> [What you should do] Below are the records; pull every line that includes "Preview".

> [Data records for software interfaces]
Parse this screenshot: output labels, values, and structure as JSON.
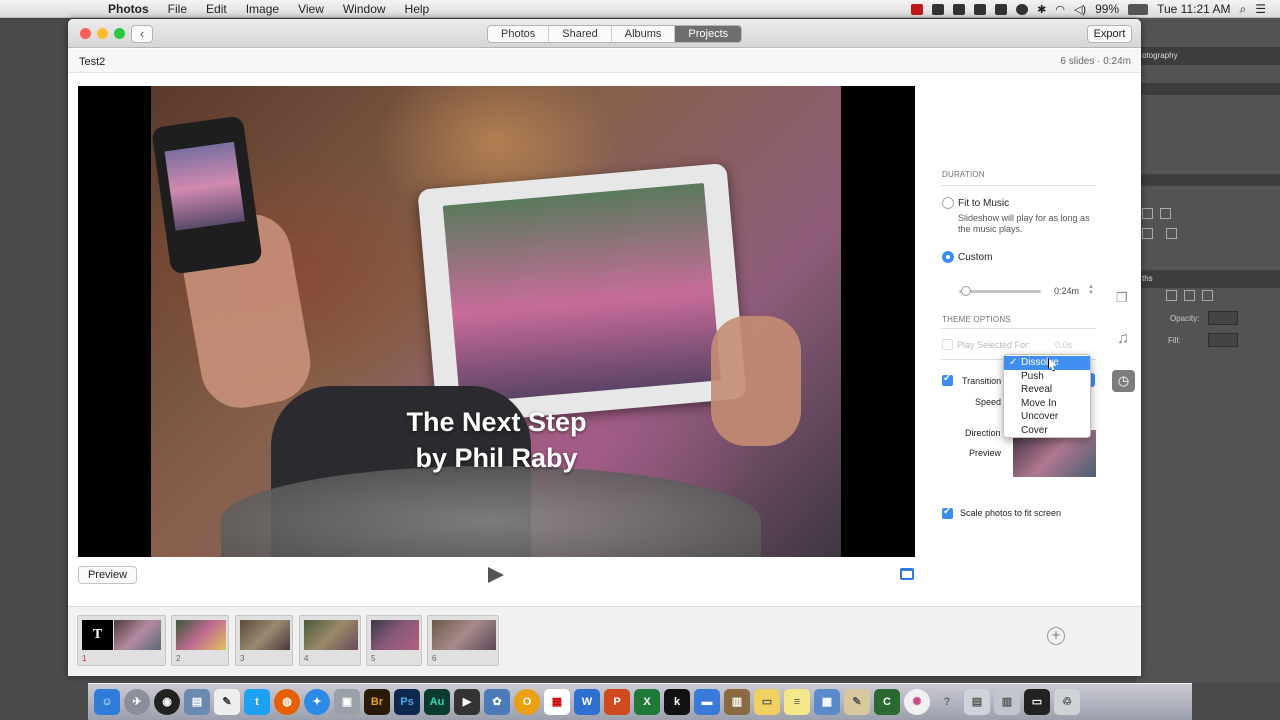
{
  "menubar": {
    "app": "Photos",
    "items": [
      "File",
      "Edit",
      "Image",
      "View",
      "Window",
      "Help"
    ],
    "battery": "99%",
    "clock": "Tue 11:21 AM"
  },
  "toolbar": {
    "tabs": [
      {
        "label": "Photos"
      },
      {
        "label": "Shared"
      },
      {
        "label": "Albums"
      },
      {
        "label": "Projects"
      }
    ],
    "export_label": "Export"
  },
  "project": {
    "name": "Test2",
    "slides_info": "6 slides · 0:24m"
  },
  "slide": {
    "title_line1": "The Next Step",
    "title_line2": "by Phil Raby"
  },
  "player": {
    "preview_label": "Preview"
  },
  "duration": {
    "heading": "DURATION",
    "fit_label": "Fit to Music",
    "fit_desc": "Slideshow will play for as long as the music plays.",
    "custom_label": "Custom",
    "custom_value": "0:24m",
    "custom_fraction": 0.08
  },
  "theme": {
    "heading": "THEME OPTIONS",
    "play_selected_label": "Play Selected For:",
    "play_selected_value": "0.0s"
  },
  "transition": {
    "label": "Transition",
    "speed_label": "Speed",
    "direction_label": "Direction",
    "preview_label": "Preview",
    "options": [
      "Dissolve",
      "Push",
      "Reveal",
      "Move In",
      "Uncover",
      "Cover"
    ],
    "selected": "Dissolve"
  },
  "scale": {
    "label": "Scale photos to fit screen"
  },
  "filmstrip": {
    "slides": [
      {
        "num": "1",
        "text": "T"
      },
      {
        "num": "2"
      },
      {
        "num": "3"
      },
      {
        "num": "4"
      },
      {
        "num": "5"
      },
      {
        "num": "6"
      }
    ]
  },
  "bgapp": {
    "label_workspace": "otography",
    "label_paths": "ths",
    "opacity": "Opacity:",
    "fill": "Fill:"
  },
  "dock": {
    "apps": [
      {
        "label": "Br",
        "color": "#2a1a08"
      },
      {
        "label": "Ps",
        "color": "#0d2a4e"
      },
      {
        "label": "Au",
        "color": "#0a3a30"
      },
      {
        "label": "W",
        "color": "#2f6fd0"
      }
    ],
    "colors": {
      "finder": "#2f7dd8",
      "twitter": "#1da1f2",
      "firefox": "#e66000",
      "safari": "#2d8ae6"
    }
  }
}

> [Answer to the exercise]
    "preview_label": "Preview"
    "preview_label": "Preview",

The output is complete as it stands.